Please note, that this post is about the use of jacketed bullets, only.
It's not that I think frequent cleaning with bronze brushes will quickly wear out a handgun barrel, it's just that it is unnecessary.
I'll also point to an interesting read about differences in opinions of precision rifle shooters at http://www.accurateshooter.com/techn...eaning-debate/
. The editor surveyed some of the top shooters and some of the barrel makers (their comments are in the article). The editor concluded, in part:
If you read through the many perspectives above, a few themes come through. First, the short-range Benchrest guys are doing a LOT of brushing, while many of the winning 600- and 1000-yard shooters are cleaning fairly infrequently, and are NOT using bronze brushes. It also appears that most barrel-makers still advocate frequent cleaning with bronze brushes. However, I’m not sure most barrel-makers have actually studied the effect of brushing on barrel life in a scientific fashion, nor have they really explored the potential benefits of brushless cleaning alternatives.

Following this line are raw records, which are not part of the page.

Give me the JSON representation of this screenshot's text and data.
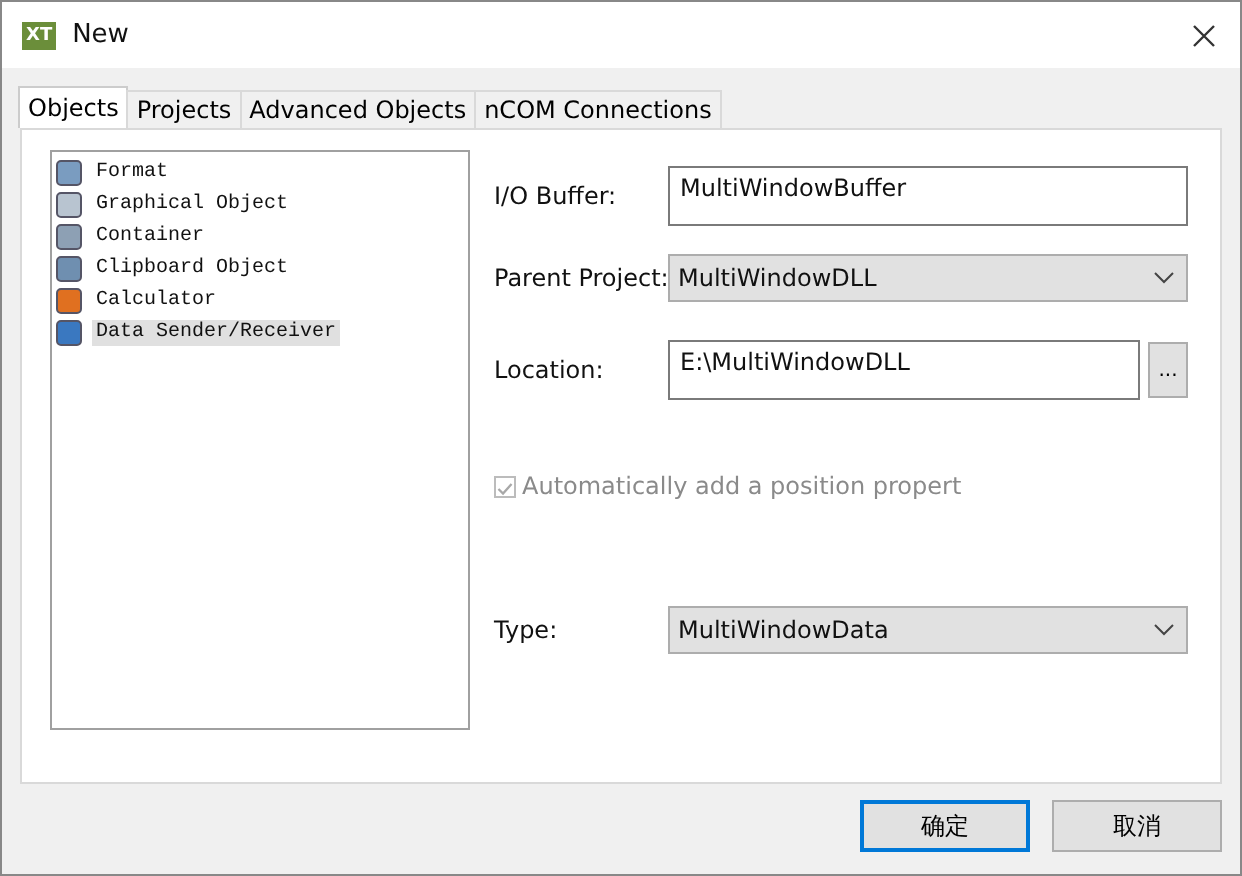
{
  "window": {
    "logo_text": "XT",
    "title": "New"
  },
  "tabs": [
    {
      "label": "Objects",
      "selected": true
    },
    {
      "label": "Projects",
      "selected": false
    },
    {
      "label": "Advanced Objects",
      "selected": false
    },
    {
      "label": "nCOM Connections",
      "selected": false
    }
  ],
  "object_list": [
    {
      "label": "Format",
      "selected": false
    },
    {
      "label": "Graphical Object",
      "selected": false
    },
    {
      "label": "Container",
      "selected": false
    },
    {
      "label": "Clipboard Object",
      "selected": false
    },
    {
      "label": "Calculator",
      "selected": false
    },
    {
      "label": "Data Sender/Receiver",
      "selected": true
    }
  ],
  "io_buffer": {
    "label": "I/O Buffer:",
    "value": "MultiWindowBuffer"
  },
  "parent_project": {
    "label": "Parent Project:",
    "value": "MultiWindowDLL"
  },
  "location": {
    "label": "Location:",
    "value": "E:\\MultiWindowDLL",
    "browse_label": "..."
  },
  "auto_position": {
    "label": "Automatically add a position propert",
    "checked": true,
    "disabled": true
  },
  "type": {
    "label": "Type:",
    "value": "MultiWindowData"
  },
  "buttons": [
    {
      "label": "确定",
      "default": true
    },
    {
      "label": "取消",
      "default": false
    }
  ]
}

Now, many top “point-blank” group shooters toss their barrels after 500-700 rounds, and in some cases, as little as 300 rounds. It may be that to obtain benchrest competitive accuracy, i.e. a barrel capable of shooting “zero” groups, you have to clean often and brush aggressively. However, many of the 100-200 yard score shooters, whose 30BR guns can shoot in the low ones (when tested for group) are finding that cleaning less often (and less aggressively) has NOT reduced their scores. Furthermore, these 30BR shooters are getting thousands of rounds of accurate life from their barrels. Is a 30BR THAT different from a 6PPC? Or is the short life of PPC barrels attributable, at least in part, to over-cleaning?
Now, there's a big difference in bullets traveling at handgun velocities and those traveling at rifle velocities. It would make sense to me, though, that the effects of frequent cleaning with bronze brushes is simply exaggerated at rifle velocities and that the life of a handgun barrel would be shortened to some degree by frequent cleaning with bronze brushes. It is also logical to assume that the bristles of the brush would take at least some molecules off the inside bore of the barrel. How much would this shorten barrel life in a handgun? I don't have a clue. Maybe it's the difference in 50,000 rounds and 55,000 rounds. Maybe more, maybe less. Again, I don't know.

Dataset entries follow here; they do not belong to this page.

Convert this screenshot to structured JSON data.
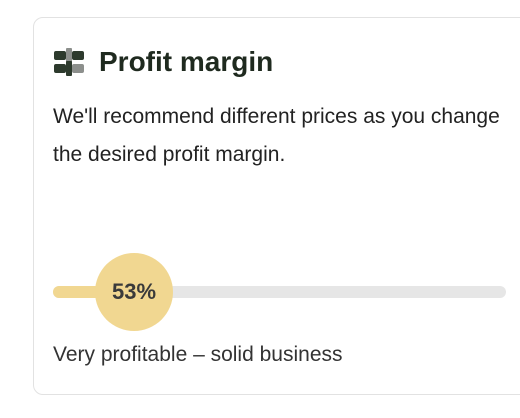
{
  "card": {
    "icon": "sliders-icon",
    "title": "Profit margin",
    "description": "We'll recommend different prices as you change the desired profit margin."
  },
  "slider": {
    "value": 53,
    "value_label": "53%",
    "accent_color": "#f1d791",
    "track_color": "#e6e6e6"
  },
  "status_text": "Very profitable – solid business"
}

By the same logic, frequent cleaning of handguns with bronze brushes might result in a theoretical increase in accuracy. Most of us can't get the full potential out of our handguns so I can't see that this theoretical increased accuracy would be of any real benefit to us.
So, back to my original premise -- when shooting jacketed bullets, it's not necessary to frequently clean with bronze/brass brushes. Save it for when that patch with the solvent comes out green/blue, indicating some copper fouling. Less time cleaning and more time for something else.